======== Data to process
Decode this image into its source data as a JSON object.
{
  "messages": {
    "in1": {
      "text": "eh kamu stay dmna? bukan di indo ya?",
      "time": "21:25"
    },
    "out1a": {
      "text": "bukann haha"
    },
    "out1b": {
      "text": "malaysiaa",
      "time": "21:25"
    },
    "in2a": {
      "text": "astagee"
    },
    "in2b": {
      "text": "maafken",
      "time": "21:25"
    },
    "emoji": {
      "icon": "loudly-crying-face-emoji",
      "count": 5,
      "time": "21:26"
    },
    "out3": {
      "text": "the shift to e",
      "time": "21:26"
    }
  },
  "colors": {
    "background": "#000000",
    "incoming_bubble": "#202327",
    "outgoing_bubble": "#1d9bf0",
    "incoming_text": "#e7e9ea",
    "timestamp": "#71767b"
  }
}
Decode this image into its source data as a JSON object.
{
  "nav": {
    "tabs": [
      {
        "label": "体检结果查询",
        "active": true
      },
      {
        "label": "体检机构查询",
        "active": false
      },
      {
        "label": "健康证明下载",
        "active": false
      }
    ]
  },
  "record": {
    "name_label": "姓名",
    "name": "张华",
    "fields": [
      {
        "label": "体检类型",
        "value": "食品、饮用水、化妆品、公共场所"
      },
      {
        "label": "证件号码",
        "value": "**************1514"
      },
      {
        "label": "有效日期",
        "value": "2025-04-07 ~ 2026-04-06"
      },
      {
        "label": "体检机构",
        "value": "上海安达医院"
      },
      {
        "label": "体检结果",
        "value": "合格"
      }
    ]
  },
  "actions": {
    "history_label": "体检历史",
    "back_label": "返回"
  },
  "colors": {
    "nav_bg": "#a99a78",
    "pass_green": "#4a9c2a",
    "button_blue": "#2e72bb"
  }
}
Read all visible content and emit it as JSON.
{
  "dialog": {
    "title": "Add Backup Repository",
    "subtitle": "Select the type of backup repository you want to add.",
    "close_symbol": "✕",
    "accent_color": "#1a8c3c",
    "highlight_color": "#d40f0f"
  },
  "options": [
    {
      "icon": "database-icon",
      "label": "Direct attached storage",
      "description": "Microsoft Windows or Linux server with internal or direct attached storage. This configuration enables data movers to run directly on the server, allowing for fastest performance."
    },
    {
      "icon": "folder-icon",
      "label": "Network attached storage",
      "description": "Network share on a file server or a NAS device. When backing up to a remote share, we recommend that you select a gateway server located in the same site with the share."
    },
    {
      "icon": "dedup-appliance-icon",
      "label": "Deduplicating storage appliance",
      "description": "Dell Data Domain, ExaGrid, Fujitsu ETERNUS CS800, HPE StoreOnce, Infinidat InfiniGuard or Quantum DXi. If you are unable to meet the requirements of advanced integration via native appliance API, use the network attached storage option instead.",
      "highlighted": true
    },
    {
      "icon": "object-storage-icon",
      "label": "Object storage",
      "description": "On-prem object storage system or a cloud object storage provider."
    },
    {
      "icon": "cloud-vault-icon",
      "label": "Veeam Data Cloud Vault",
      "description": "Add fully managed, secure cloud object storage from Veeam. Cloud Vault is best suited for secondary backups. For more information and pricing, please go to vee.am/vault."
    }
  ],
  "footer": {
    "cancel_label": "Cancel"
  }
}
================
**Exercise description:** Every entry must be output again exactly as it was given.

**Expected answer:**
Decode this image into its source data as a JSON object.
{
  "messages": {
    "in1": {
      "text": "eh kamu stay dmna? bukan di indo ya?",
      "time": "21:25"
    },
    "out1a": {
      "text": "bukann haha"
    },
    "out1b": {
      "text": "malaysiaa",
      "time": "21:25"
    },
    "in2a": {
      "text": "astagee"
    },
    "in2b": {
      "text": "maafken",
      "time": "21:25"
    },
    "emoji": {
      "icon": "loudly-crying-face-emoji",
      "count": 5,
      "time": "21:26"
    },
    "out3": {
      "text": "the shift to e",
      "time": "21:26"
    }
  },
  "colors": {
    "background": "#000000",
    "incoming_bubble": "#202327",
    "outgoing_bubble": "#1d9bf0",
    "incoming_text": "#e7e9ea",
    "timestamp": "#71767b"
  }
}
Decode this image into its source data as a JSON object.
{
  "nav": {
    "tabs": [
      {
        "label": "体检结果查询",
        "active": true
      },
      {
        "label": "体检机构查询",
        "active": false
      },
      {
        "label": "健康证明下载",
        "active": false
      }
    ]
  },
  "record": {
    "name_label": "姓名",
    "name": "张华",
    "fields": [
      {
        "label": "体检类型",
        "value": "食品、饮用水、化妆品、公共场所"
      },
      {
        "label": "证件号码",
        "value": "**************1514"
      },
      {
        "label": "有效日期",
        "value": "2025-04-07 ~ 2026-04-06"
      },
      {
        "label": "体检机构",
        "value": "上海安达医院"
      },
      {
        "label": "体检结果",
        "value": "合格"
      }
    ]
  },
  "actions": {
    "history_label": "体检历史",
    "back_label": "返回"
  },
  "colors": {
    "nav_bg": "#a99a78",
    "pass_green": "#4a9c2a",
    "button_blue": "#2e72bb"
  }
}
Read all visible content and emit it as JSON.
{
  "dialog": {
    "title": "Add Backup Repository",
    "subtitle": "Select the type of backup repository you want to add.",
    "close_symbol": "✕",
    "accent_color": "#1a8c3c",
    "highlight_color": "#d40f0f"
  },
  "options": [
    {
      "icon": "database-icon",
      "label": "Direct attached storage",
      "description": "Microsoft Windows or Linux server with internal or direct attached storage. This configuration enables data movers to run directly on the server, allowing for fastest performance."
    },
    {
      "icon": "folder-icon",
      "label": "Network attached storage",
      "description": "Network share on a file server or a NAS device. When backing up to a remote share, we recommend that you select a gateway server located in the same site with the share."
    },
    {
      "icon": "dedup-appliance-icon",
      "label": "Deduplicating storage appliance",
      "description": "Dell Data Domain, ExaGrid, Fujitsu ETERNUS CS800, HPE StoreOnce, Infinidat InfiniGuard or Quantum DXi. If you are unable to meet the requirements of advanced integration via native appliance API, use the network attached storage option instead.",
      "highlighted": true
    },
    {
      "icon": "object-storage-icon",
      "label": "Object storage",
      "description": "On-prem object storage system or a cloud object storage provider."
    },
    {
      "icon": "cloud-vault-icon",
      "label": "Veeam Data Cloud Vault",
      "description": "Add fully managed, secure cloud object storage from Veeam. Cloud Vault is best suited for secondary backups. For more information and pricing, please go to vee.am/vault."
    }
  ],
  "footer": {
    "cancel_label": "Cancel"
  }
}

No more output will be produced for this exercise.